WHAT YOU ARE ASKED TO DO
Go through the listing below and list every line with "label".

DATA SHOWN
<<<<
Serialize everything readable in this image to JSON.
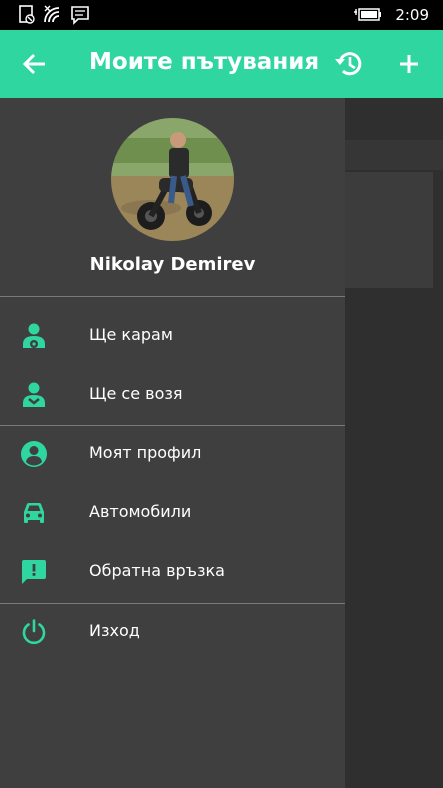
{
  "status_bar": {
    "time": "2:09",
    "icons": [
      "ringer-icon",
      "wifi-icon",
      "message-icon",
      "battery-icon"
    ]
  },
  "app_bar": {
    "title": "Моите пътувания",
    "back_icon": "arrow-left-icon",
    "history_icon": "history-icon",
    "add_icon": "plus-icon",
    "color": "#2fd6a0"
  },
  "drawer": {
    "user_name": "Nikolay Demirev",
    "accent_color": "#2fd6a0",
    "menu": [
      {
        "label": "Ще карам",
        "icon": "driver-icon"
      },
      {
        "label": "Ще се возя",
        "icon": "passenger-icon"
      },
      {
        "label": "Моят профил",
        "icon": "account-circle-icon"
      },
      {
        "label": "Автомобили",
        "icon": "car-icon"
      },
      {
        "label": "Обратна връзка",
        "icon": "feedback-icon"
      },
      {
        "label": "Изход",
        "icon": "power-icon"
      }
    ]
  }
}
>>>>
FINISHED EXERCISE
        "label": "Ще карам",
        "label": "Ще се возя",
        "label": "Моят профил",
        "label": "Автомобили",
        "label": "Обратна връзка",
        "label": "Изход",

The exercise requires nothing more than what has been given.